DDG Weekly Column

Oyeyinka’s panacea for tackling Nigeria’s development reversal

“In the early 1990s, Nigeria’s palm oil production accounted for 43 per cent of the total world production. However today, Nigeria is currently struggling with less than 2 per cent of global output. From a major exporter, Nigeria has become the largest importer of Malaysia’s palm oil in the sub-Saharan Africa Region.”

Professor Banji Oyeyinka, in a paper delivered to the 8th Edition of the Annual Distinguished Lecture Series of the Nigerian Society of Engineers on Tuesday, July 19, 2022.

Public discourse in Nigeria is overwhelmingly dominated by politics, a feature which the late Professor Claude Ake once described as the “over-politicisation of social life.” We carry on as if once the political kingdom is manifested among us Nigerians can live happily ever after. This has regrettably led to the shunting aside of many fundamental issues that are consequential for the uplift or alternatively, the decline of the nation. It is refreshing, therefore, that one of our leading political economists has returned our attention to issues which cohere with the development shutdown or, in his words, development reversal of Nigeria.

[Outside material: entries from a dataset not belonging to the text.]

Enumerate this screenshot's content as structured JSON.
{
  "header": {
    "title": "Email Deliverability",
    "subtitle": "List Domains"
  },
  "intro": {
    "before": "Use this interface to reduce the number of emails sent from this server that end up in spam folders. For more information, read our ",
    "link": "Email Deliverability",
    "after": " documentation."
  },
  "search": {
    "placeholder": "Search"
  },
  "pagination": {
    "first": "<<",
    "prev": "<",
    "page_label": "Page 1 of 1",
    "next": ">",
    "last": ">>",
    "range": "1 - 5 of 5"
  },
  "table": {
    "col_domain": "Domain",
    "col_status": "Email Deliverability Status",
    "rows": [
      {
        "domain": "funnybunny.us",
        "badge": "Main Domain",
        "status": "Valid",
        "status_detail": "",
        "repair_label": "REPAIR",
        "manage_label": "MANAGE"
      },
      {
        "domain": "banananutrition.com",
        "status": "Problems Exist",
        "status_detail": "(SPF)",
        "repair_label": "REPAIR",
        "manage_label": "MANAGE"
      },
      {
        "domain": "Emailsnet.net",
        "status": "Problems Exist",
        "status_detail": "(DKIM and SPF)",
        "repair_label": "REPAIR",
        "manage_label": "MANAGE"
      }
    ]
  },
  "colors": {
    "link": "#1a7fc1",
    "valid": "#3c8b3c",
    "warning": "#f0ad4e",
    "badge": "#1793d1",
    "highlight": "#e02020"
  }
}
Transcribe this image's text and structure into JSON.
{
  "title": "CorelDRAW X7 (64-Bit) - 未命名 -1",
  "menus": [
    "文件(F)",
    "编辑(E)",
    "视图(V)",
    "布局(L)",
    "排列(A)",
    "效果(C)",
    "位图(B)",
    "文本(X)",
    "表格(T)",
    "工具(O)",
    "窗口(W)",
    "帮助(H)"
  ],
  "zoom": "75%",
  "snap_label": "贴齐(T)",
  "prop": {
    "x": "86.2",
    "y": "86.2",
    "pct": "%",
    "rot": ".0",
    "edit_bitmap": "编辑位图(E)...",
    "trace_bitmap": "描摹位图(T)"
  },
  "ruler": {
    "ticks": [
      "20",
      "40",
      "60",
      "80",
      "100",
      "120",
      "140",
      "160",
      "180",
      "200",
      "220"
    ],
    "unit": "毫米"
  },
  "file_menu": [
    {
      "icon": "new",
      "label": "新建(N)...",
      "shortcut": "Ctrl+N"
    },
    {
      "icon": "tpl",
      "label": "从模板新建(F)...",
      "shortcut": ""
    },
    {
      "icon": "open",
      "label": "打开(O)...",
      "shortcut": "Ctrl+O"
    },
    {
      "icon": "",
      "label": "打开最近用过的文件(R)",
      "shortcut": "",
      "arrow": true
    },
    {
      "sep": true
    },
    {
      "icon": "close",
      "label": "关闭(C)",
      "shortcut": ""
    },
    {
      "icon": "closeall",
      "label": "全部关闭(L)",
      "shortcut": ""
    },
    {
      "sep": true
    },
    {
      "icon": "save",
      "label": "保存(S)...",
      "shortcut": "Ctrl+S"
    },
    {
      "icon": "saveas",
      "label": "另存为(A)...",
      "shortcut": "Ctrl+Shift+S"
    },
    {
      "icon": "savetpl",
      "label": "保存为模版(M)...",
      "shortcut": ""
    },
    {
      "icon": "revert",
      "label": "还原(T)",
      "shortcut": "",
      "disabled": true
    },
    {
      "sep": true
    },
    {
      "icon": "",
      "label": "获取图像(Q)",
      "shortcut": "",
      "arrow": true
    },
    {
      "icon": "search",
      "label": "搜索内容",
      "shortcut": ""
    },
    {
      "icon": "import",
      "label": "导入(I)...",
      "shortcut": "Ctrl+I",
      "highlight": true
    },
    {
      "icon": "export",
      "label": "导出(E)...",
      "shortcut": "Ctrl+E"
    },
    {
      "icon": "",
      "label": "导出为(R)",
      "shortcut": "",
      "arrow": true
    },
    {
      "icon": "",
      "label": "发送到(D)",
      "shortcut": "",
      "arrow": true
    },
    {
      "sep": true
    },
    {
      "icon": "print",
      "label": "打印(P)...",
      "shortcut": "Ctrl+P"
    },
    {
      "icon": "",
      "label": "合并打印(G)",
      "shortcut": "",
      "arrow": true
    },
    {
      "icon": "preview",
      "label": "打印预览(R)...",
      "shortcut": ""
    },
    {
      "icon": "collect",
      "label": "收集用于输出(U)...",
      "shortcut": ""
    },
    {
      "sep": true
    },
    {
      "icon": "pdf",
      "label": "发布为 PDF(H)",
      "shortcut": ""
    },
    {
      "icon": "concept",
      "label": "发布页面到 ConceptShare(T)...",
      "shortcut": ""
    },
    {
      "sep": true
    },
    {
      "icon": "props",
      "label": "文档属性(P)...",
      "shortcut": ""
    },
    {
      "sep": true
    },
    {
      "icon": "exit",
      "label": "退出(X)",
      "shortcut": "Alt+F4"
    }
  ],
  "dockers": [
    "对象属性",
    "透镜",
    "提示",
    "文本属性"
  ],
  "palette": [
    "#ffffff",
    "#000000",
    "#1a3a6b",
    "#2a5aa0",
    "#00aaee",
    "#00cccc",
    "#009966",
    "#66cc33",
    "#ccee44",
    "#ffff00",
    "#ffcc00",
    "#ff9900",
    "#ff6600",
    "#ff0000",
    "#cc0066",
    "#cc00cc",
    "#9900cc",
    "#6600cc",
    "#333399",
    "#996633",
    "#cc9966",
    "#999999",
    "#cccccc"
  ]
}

As the opening quote suggests, on too many fronts, including agriculture, the nation is not merely static but it is undergoing development reversal. Stagnation or arrest is a shade better than reversal, considering that reversal connotes not just a shutdown on critical frontiers of growth and development, but a situation which reverses the progress made in earlier decades. It also indicates that countries which had several things to learn from Nigeria in earlier times had overtaken it on crucial indices of development, human survival and insertion into the technological age.